Your goal:
Copy each line containing the word "JSON" from the records that follow, please.

--- Records to use Enclosed Below ---

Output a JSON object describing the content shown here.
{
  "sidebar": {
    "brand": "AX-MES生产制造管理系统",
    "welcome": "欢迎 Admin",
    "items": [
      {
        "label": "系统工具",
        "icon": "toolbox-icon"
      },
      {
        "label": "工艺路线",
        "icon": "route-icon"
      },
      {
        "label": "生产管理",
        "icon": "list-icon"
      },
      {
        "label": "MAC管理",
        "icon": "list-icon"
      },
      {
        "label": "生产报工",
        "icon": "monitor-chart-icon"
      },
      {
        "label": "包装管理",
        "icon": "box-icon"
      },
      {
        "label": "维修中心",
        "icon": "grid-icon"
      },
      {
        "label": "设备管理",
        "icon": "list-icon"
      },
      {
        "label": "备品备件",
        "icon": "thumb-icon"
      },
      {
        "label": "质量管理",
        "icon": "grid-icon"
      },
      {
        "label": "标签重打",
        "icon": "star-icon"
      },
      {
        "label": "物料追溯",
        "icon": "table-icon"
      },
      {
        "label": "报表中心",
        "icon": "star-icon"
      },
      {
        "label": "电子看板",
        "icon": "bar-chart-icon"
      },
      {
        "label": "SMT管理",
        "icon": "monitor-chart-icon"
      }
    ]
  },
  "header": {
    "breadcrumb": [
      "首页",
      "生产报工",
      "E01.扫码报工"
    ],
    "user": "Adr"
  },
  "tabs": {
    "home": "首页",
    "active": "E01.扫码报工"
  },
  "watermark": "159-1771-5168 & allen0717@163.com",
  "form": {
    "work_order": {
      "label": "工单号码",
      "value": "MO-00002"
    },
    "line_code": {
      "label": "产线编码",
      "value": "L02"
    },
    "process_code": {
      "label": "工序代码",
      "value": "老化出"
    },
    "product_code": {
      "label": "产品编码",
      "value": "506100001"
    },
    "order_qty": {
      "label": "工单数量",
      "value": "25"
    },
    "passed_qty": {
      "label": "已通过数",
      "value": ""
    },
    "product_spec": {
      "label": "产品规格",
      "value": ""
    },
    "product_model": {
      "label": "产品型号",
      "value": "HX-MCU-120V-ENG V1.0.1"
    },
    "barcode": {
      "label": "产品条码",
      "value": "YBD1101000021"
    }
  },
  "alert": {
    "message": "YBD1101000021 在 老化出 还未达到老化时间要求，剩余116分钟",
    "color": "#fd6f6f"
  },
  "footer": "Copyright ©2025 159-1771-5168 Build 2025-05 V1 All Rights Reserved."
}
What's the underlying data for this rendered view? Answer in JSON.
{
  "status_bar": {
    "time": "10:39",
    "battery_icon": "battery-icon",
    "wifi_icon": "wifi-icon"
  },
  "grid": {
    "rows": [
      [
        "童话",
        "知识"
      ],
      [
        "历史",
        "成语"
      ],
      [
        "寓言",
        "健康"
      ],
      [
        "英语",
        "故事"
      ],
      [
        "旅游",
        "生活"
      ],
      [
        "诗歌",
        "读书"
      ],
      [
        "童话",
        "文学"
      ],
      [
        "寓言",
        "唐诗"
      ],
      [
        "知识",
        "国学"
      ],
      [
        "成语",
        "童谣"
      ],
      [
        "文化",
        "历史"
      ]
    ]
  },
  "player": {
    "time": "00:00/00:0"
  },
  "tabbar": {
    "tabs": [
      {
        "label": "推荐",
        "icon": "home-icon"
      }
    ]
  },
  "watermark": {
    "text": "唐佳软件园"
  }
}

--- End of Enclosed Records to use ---

Task result:
Output a JSON object describing the content shown here.
What's the underlying data for this rendered view? Answer in JSON.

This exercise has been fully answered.